Materials provided:
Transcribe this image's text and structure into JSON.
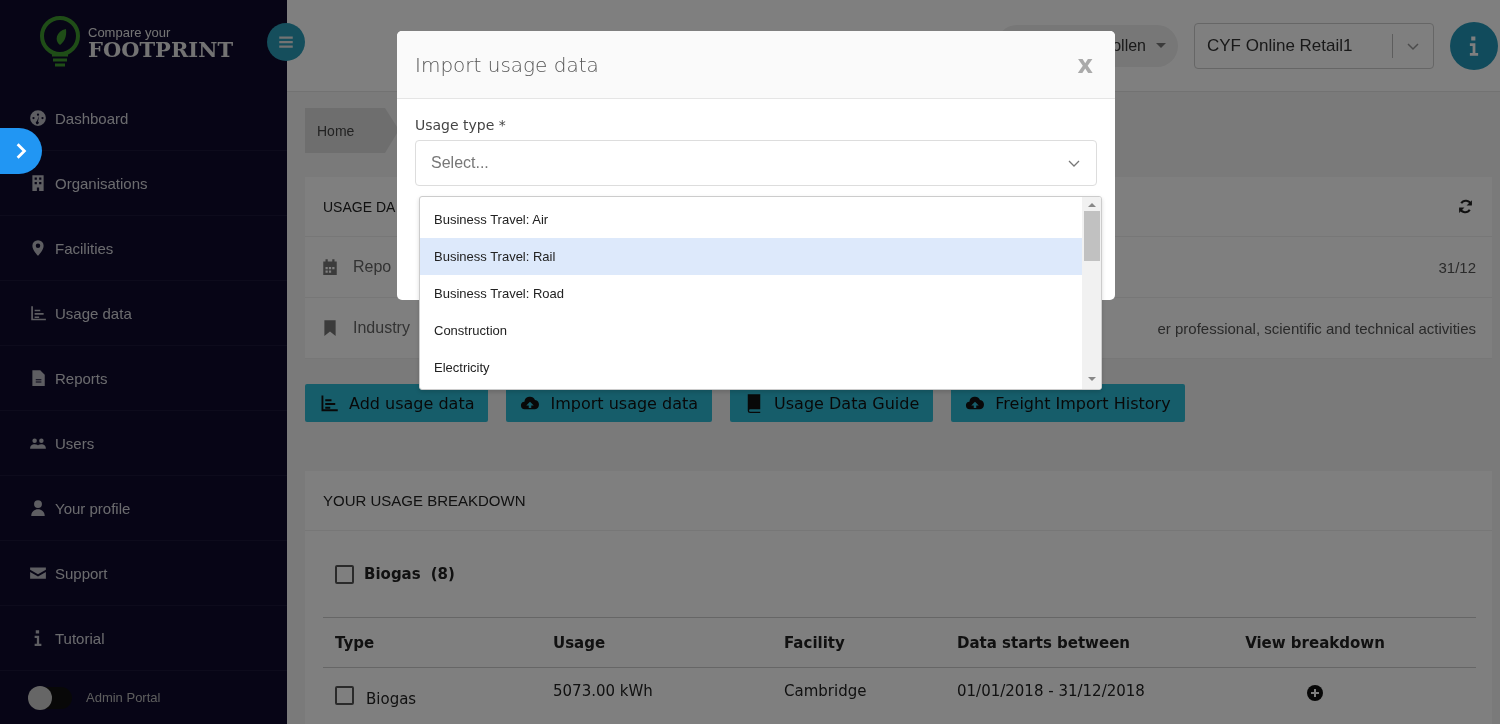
{
  "brand": {
    "line1": "Compare your",
    "line2": "FOOTPRINT"
  },
  "sidebar": {
    "items": [
      {
        "label": "Dashboard"
      },
      {
        "label": "Organisations"
      },
      {
        "label": "Facilities"
      },
      {
        "label": "Usage data"
      },
      {
        "label": "Reports"
      },
      {
        "label": "Users"
      },
      {
        "label": "Your profile"
      },
      {
        "label": "Support"
      },
      {
        "label": "Tutorial"
      }
    ],
    "admin_toggle": {
      "label": "Admin Portal",
      "on": false
    }
  },
  "header": {
    "user_name": "ollen",
    "organisation": "CYF Online Retail1"
  },
  "breadcrumb": [
    "Home"
  ],
  "summary": {
    "title": "USAGE DA",
    "rows": [
      {
        "label": "Repo",
        "value": "31/12"
      },
      {
        "label": "Industry",
        "value": "er professional, scientific and technical activities"
      }
    ]
  },
  "actions": [
    {
      "label": "Add usage data"
    },
    {
      "label": "Import usage data"
    },
    {
      "label": "Usage Data Guide"
    },
    {
      "label": "Freight Import History"
    }
  ],
  "breakdown": {
    "title": "YOUR USAGE BREAKDOWN",
    "group": {
      "label": "Biogas",
      "count": "(8)",
      "checked": false
    },
    "columns": [
      "Type",
      "Usage",
      "Facility",
      "Data starts between",
      "View breakdown"
    ],
    "rows": [
      {
        "type": "Biogas",
        "checked": false,
        "usage": "5073.00 kWh",
        "facility": "Cambridge",
        "dates": "01/01/2018 - 31/12/2018"
      }
    ]
  },
  "modal": {
    "title": "Import usage data",
    "close": "x",
    "field_label": "Usage type *",
    "placeholder": "Select...",
    "options": [
      {
        "label": "Business Travel: Air",
        "selected": false
      },
      {
        "label": "Business Travel: Rail",
        "selected": true
      },
      {
        "label": "Business Travel: Road",
        "selected": false
      },
      {
        "label": "Construction",
        "selected": false
      },
      {
        "label": "Electricity",
        "selected": false
      }
    ]
  }
}
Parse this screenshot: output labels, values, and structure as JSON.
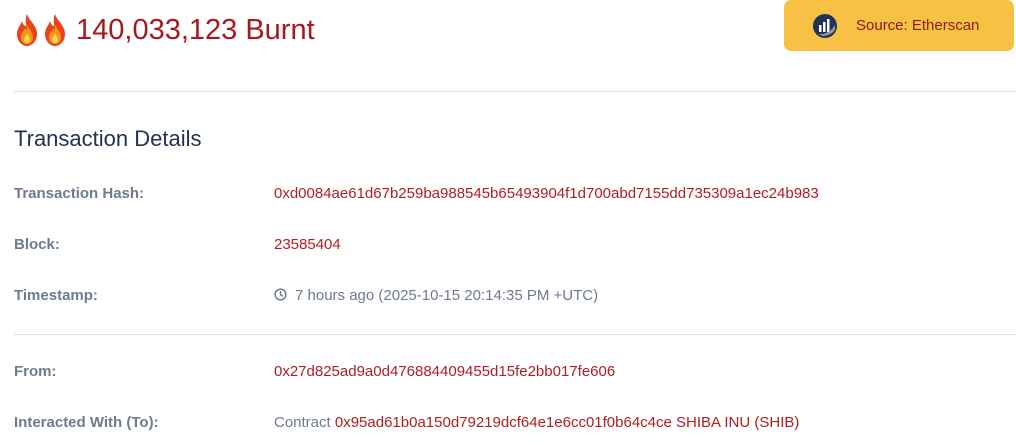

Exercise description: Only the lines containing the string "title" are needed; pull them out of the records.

Answer to this problem:
    "title": "USAGE DA",
    "title": "YOUR USAGE BREAKDOWN",
    "title": "Import usage data",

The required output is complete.